## What you have to do
Only an exact copy of the records below will serve as the answer.

Collection entries:
--- START ---

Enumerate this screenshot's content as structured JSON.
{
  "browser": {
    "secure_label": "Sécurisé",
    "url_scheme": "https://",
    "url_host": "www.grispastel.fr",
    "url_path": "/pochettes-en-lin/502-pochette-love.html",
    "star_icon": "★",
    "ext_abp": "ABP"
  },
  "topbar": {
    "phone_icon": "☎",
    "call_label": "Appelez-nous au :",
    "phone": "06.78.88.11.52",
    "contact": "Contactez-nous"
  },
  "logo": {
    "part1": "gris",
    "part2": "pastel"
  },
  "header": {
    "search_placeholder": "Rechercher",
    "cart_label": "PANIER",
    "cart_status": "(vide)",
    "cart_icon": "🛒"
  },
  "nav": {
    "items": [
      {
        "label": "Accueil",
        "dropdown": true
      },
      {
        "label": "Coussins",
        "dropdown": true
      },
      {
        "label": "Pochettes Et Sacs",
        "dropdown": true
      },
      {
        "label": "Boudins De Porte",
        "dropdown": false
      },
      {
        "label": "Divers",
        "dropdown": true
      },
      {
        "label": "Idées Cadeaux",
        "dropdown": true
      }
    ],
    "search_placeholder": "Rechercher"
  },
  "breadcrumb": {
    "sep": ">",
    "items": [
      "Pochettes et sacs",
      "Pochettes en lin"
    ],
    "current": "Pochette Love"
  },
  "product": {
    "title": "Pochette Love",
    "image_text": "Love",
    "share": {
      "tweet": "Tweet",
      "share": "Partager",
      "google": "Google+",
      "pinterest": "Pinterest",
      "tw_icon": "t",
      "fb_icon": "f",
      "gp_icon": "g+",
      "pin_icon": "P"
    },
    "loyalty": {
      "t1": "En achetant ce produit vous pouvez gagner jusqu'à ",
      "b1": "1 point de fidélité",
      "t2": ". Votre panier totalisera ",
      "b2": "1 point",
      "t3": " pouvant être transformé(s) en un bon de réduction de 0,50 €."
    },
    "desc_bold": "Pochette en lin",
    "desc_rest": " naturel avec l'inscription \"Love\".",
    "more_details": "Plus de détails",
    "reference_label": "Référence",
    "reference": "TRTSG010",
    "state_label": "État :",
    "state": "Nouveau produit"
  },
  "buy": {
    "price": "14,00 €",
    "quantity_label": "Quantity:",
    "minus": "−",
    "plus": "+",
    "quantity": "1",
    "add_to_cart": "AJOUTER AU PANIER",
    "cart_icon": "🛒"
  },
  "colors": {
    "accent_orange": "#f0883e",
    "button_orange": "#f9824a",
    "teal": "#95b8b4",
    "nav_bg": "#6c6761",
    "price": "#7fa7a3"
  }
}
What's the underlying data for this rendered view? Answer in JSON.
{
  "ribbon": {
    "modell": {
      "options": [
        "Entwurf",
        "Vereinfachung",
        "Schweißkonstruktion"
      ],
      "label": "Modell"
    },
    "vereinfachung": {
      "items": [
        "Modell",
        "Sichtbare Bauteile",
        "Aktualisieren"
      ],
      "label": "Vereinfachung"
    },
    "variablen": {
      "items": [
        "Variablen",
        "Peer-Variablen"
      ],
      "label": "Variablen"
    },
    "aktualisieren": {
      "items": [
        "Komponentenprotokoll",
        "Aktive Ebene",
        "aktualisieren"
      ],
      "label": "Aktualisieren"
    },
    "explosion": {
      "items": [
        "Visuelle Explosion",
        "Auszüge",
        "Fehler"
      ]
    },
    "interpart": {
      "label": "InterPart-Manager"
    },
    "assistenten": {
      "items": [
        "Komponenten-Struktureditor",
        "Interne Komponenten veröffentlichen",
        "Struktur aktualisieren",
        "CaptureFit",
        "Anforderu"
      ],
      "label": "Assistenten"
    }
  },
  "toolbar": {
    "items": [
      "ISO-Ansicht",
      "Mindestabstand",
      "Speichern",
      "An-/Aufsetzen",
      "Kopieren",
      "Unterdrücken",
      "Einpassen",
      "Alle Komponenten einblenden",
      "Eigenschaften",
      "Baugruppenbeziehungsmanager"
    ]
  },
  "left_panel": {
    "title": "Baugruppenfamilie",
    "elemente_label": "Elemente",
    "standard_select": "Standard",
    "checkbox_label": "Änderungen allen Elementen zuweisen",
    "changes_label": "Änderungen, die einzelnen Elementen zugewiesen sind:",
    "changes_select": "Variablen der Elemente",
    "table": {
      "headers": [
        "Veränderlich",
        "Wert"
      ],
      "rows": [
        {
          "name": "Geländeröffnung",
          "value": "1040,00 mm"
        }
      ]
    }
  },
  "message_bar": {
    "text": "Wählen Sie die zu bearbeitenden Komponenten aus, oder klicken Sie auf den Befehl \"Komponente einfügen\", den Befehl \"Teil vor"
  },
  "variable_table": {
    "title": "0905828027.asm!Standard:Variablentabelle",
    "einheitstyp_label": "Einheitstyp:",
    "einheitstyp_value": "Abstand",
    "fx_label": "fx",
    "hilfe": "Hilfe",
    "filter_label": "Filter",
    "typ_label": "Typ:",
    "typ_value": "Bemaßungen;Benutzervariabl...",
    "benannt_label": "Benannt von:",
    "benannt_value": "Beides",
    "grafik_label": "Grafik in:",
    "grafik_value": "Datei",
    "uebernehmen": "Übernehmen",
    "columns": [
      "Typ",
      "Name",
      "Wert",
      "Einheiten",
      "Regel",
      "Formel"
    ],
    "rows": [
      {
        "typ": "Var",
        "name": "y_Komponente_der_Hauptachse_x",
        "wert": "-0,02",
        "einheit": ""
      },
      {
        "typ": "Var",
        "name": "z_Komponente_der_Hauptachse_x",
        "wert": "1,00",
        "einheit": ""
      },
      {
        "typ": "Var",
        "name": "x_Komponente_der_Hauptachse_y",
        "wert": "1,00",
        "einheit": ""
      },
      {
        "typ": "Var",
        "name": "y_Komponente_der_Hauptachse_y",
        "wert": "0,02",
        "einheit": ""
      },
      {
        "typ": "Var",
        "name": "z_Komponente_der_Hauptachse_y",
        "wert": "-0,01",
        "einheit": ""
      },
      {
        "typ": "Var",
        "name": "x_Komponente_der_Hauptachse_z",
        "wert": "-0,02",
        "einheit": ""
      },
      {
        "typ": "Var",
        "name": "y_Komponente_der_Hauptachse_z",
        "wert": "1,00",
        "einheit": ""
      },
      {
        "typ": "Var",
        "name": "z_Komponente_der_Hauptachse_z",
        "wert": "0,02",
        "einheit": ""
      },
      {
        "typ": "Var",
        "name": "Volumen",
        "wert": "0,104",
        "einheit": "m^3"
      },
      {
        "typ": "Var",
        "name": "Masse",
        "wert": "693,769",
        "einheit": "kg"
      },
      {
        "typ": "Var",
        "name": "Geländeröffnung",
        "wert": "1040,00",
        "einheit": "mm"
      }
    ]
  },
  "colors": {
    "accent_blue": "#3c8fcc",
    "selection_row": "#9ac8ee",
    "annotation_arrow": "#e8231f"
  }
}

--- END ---

## The answer
Enumerate this screenshot's content as structured JSON.
{
  "browser": {
    "secure_label": "Sécurisé",
    "url_scheme": "https://",
    "url_host": "www.grispastel.fr",
    "url_path": "/pochettes-en-lin/502-pochette-love.html",
    "star_icon": "★",
    "ext_abp": "ABP"
  },
  "topbar": {
    "phone_icon": "☎",
    "call_label": "Appelez-nous au :",
    "phone": "06.78.88.11.52",
    "contact": "Contactez-nous"
  },
  "logo": {
    "part1": "gris",
    "part2": "pastel"
  },
  "header": {
    "search_placeholder": "Rechercher",
    "cart_label": "PANIER",
    "cart_status": "(vide)",
    "cart_icon": "🛒"
  },
  "nav": {
    "items": [
      {
        "label": "Accueil",
        "dropdown": true
      },
      {
        "label": "Coussins",
        "dropdown": true
      },
      {
        "label": "Pochettes Et Sacs",
        "dropdown": true
      },
      {
        "label": "Boudins De Porte",
        "dropdown": false
      },
      {
        "label": "Divers",
        "dropdown": true
      },
      {
        "label": "Idées Cadeaux",
        "dropdown": true
      }
    ],
    "search_placeholder": "Rechercher"
  },
  "breadcrumb": {
    "sep": ">",
    "items": [
      "Pochettes et sacs",
      "Pochettes en lin"
    ],
    "current": "Pochette Love"
  },
  "product": {
    "title": "Pochette Love",
    "image_text": "Love",
    "share": {
      "tweet": "Tweet",
      "share": "Partager",
      "google": "Google+",
      "pinterest": "Pinterest",
      "tw_icon": "t",
      "fb_icon": "f",
      "gp_icon": "g+",
      "pin_icon": "P"
    },
    "loyalty": {
      "t1": "En achetant ce produit vous pouvez gagner jusqu'à ",
      "b1": "1 point de fidélité",
      "t2": ". Votre panier totalisera ",
      "b2": "1 point",
      "t3": " pouvant être transformé(s) en un bon de réduction de 0,50 €."
    },
    "desc_bold": "Pochette en lin",
    "desc_rest": " naturel avec l'inscription \"Love\".",
    "more_details": "Plus de détails",
    "reference_label": "Référence",
    "reference": "TRTSG010",
    "state_label": "État :",
    "state": "Nouveau produit"
  },
  "buy": {
    "price": "14,00 €",
    "quantity_label": "Quantity:",
    "minus": "−",
    "plus": "+",
    "quantity": "1",
    "add_to_cart": "AJOUTER AU PANIER",
    "cart_icon": "🛒"
  },
  "colors": {
    "accent_orange": "#f0883e",
    "button_orange": "#f9824a",
    "teal": "#95b8b4",
    "nav_bg": "#6c6761",
    "price": "#7fa7a3"
  }
}
What's the underlying data for this rendered view? Answer in JSON.
{
  "ribbon": {
    "modell": {
      "options": [
        "Entwurf",
        "Vereinfachung",
        "Schweißkonstruktion"
      ],
      "label": "Modell"
    },
    "vereinfachung": {
      "items": [
        "Modell",
        "Sichtbare Bauteile",
        "Aktualisieren"
      ],
      "label": "Vereinfachung"
    },
    "variablen": {
      "items": [
        "Variablen",
        "Peer-Variablen"
      ],
      "label": "Variablen"
    },
    "aktualisieren": {
      "items": [
        "Komponentenprotokoll",
        "Aktive Ebene",
        "aktualisieren"
      ],
      "label": "Aktualisieren"
    },
    "explosion": {
      "items": [
        "Visuelle Explosion",
        "Auszüge",
        "Fehler"
      ]
    },
    "interpart": {
      "label": "InterPart-Manager"
    },
    "assistenten": {
      "items": [
        "Komponenten-Struktureditor",
        "Interne Komponenten veröffentlichen",
        "Struktur aktualisieren",
        "CaptureFit",
        "Anforderu"
      ],
      "label": "Assistenten"
    }
  },
  "toolbar": {
    "items": [
      "ISO-Ansicht",
      "Mindestabstand",
      "Speichern",
      "An-/Aufsetzen",
      "Kopieren",
      "Unterdrücken",
      "Einpassen",
      "Alle Komponenten einblenden",
      "Eigenschaften",
      "Baugruppenbeziehungsmanager"
    ]
  },
  "left_panel": {
    "title": "Baugruppenfamilie",
    "elemente_label": "Elemente",
    "standard_select": "Standard",
    "checkbox_label": "Änderungen allen Elementen zuweisen",
    "changes_label": "Änderungen, die einzelnen Elementen zugewiesen sind:",
    "changes_select": "Variablen der Elemente",
    "table": {
      "headers": [
        "Veränderlich",
        "Wert"
      ],
      "rows": [
        {
          "name": "Geländeröffnung",
          "value": "1040,00 mm"
        }
      ]
    }
  },
  "message_bar": {
    "text": "Wählen Sie die zu bearbeitenden Komponenten aus, oder klicken Sie auf den Befehl \"Komponente einfügen\", den Befehl \"Teil vor"
  },
  "variable_table": {
    "title": "0905828027.asm!Standard:Variablentabelle",
    "einheitstyp_label": "Einheitstyp:",
    "einheitstyp_value": "Abstand",
    "fx_label": "fx",
    "hilfe": "Hilfe",
    "filter_label": "Filter",
    "typ_label": "Typ:",
    "typ_value": "Bemaßungen;Benutzervariabl...",
    "benannt_label": "Benannt von:",
    "benannt_value": "Beides",
    "grafik_label": "Grafik in:",
    "grafik_value": "Datei",
    "uebernehmen": "Übernehmen",
    "columns": [
      "Typ",
      "Name",
      "Wert",
      "Einheiten",
      "Regel",
      "Formel"
    ],
    "rows": [
      {
        "typ": "Var",
        "name": "y_Komponente_der_Hauptachse_x",
        "wert": "-0,02",
        "einheit": ""
      },
      {
        "typ": "Var",
        "name": "z_Komponente_der_Hauptachse_x",
        "wert": "1,00",
        "einheit": ""
      },
      {
        "typ": "Var",
        "name": "x_Komponente_der_Hauptachse_y",
        "wert": "1,00",
        "einheit": ""
      },
      {
        "typ": "Var",
        "name": "y_Komponente_der_Hauptachse_y",
        "wert": "0,02",
        "einheit": ""
      },
      {
        "typ": "Var",
        "name": "z_Komponente_der_Hauptachse_y",
        "wert": "-0,01",
        "einheit": ""
      },
      {
        "typ": "Var",
        "name": "x_Komponente_der_Hauptachse_z",
        "wert": "-0,02",
        "einheit": ""
      },
      {
        "typ": "Var",
        "name": "y_Komponente_der_Hauptachse_z",
        "wert": "1,00",
        "einheit": ""
      },
      {
        "typ": "Var",
        "name": "z_Komponente_der_Hauptachse_z",
        "wert": "0,02",
        "einheit": ""
      },
      {
        "typ": "Var",
        "name": "Volumen",
        "wert": "0,104",
        "einheit": "m^3"
      },
      {
        "typ": "Var",
        "name": "Masse",
        "wert": "693,769",
        "einheit": "kg"
      },
      {
        "typ": "Var",
        "name": "Geländeröffnung",
        "wert": "1040,00",
        "einheit": "mm"
      }
    ]
  },
  "colors": {
    "accent_blue": "#3c8fcc",
    "selection_row": "#9ac8ee",
    "annotation_arrow": "#e8231f"
  }
}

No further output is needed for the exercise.